He said there was still a formal process to go through to enable the area could be developed, such as a review of Lakes A zone, but any changes to those would not mean development "would definitely occur".
Mary Campbell, an architect and Lake Okareka resident, said the Lakes A zoning from a "pure design and construction perspective" was a positive thing.
"The zoning is in place to protect the integrity of the natural environment and to create buildings which blend in and are sympathetic.
Campbell said even if Lakes A zone restrictions remained the same, there were lots of variables.
"It would depend on the section sizes, the number of houses built, there would still be an impact to the environment."

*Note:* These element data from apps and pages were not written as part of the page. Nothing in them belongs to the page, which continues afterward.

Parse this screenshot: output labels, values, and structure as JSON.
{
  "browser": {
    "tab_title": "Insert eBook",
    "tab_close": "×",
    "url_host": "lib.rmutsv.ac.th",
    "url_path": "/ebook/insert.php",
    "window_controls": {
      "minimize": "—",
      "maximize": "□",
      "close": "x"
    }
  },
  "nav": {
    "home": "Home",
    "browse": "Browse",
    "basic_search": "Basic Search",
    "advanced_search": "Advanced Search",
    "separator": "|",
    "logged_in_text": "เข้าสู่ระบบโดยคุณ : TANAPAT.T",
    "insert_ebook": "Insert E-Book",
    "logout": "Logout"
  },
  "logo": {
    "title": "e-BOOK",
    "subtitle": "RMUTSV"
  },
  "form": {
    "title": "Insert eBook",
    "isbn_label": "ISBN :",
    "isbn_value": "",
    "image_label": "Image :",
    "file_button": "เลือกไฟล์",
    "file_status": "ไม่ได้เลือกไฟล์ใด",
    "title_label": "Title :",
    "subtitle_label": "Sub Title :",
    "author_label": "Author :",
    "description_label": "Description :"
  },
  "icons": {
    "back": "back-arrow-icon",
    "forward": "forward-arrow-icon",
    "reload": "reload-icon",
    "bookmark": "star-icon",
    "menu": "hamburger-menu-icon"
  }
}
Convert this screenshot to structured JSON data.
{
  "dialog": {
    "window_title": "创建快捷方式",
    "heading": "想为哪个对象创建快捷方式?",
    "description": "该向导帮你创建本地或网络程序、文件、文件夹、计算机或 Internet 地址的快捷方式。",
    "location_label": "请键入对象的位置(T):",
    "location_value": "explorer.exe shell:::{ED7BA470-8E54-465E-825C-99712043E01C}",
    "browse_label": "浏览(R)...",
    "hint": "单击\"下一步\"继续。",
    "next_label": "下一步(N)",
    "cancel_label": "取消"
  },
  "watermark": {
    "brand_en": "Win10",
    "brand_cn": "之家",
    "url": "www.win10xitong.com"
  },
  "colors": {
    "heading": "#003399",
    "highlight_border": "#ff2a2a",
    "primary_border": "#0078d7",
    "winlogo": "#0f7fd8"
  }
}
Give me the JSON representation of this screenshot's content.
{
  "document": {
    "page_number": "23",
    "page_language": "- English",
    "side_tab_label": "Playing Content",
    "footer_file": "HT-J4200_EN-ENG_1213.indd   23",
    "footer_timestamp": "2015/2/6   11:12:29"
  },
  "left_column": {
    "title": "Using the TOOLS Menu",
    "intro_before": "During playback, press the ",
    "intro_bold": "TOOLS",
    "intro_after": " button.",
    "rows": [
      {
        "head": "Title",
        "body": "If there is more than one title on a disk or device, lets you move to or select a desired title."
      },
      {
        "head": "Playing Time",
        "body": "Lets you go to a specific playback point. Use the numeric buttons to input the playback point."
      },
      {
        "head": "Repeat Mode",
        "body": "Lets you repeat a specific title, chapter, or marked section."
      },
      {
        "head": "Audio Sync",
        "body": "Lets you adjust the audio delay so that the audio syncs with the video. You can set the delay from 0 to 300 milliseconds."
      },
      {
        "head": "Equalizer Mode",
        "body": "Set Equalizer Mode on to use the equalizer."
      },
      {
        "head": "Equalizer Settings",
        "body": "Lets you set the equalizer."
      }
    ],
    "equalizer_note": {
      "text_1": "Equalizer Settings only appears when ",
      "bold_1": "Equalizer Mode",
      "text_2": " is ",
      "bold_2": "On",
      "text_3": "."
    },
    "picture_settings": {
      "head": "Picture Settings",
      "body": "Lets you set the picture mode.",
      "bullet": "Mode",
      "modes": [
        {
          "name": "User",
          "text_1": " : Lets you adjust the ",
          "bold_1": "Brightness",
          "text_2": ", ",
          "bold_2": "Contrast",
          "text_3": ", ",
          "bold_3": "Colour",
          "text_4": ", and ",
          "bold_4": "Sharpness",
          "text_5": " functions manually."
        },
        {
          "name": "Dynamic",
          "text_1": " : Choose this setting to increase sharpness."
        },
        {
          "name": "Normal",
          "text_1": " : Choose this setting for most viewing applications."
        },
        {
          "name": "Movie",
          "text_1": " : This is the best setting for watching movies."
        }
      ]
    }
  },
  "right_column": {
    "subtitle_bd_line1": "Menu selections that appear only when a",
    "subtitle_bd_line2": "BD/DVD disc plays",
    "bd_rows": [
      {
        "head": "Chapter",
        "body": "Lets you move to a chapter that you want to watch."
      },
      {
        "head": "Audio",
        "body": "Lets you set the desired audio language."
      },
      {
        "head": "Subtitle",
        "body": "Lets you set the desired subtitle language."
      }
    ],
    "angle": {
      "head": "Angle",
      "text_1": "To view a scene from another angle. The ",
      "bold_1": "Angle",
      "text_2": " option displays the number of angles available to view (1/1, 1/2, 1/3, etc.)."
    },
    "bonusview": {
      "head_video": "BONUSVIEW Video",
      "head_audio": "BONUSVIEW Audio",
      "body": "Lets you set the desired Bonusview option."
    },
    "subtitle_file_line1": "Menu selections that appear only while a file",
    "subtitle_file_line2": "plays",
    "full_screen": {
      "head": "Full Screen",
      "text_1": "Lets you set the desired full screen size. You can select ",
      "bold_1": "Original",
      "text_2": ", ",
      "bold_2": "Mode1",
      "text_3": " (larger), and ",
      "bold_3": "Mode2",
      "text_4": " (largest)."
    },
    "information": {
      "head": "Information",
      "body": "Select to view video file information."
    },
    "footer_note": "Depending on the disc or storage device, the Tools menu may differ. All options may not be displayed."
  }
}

Gaston said moving Okareka into the "next" or long-term category meant the council could include discussion on the proposed expansion as part of a wider consultation on the review of the Lakes A zone.
"Okareka was identified as a possible area for development due to its residential desirability, proximity to the city, available land and existing infrastructure.
"Public consultation will form the basis of the Lakes A Zone review but we do not want to pre-empt what changes may or may not result."
Farm owners Fenella and Lucy Playne were unhappy residents were discussing their land without consulting them.
The Playne family have owned the land south of Lake Okareka since 1937, they currently have about 809ha between Okareka and Tarawera.
"We don't disagree with [the proposed change], but we reassure the community that certainly in my lifetime I can't see that sort of development happening here," Lucy said.
Lucy said her family had worked hard to farm in a way that was sympathetic to the environment and had donated land at the edge of the lake to create the Okareka walkway.
They do hope to one day subdivide a "small area" of the land around Wattle Rd but nothing like the scale of the proposed change, Fenella said.
"Not one single member of the community got in touch with us to see how we felt," she said.
Gaston said the council had had discussions with a number of landowners, including members of the Playne family, during the preparation of the initial discussion document.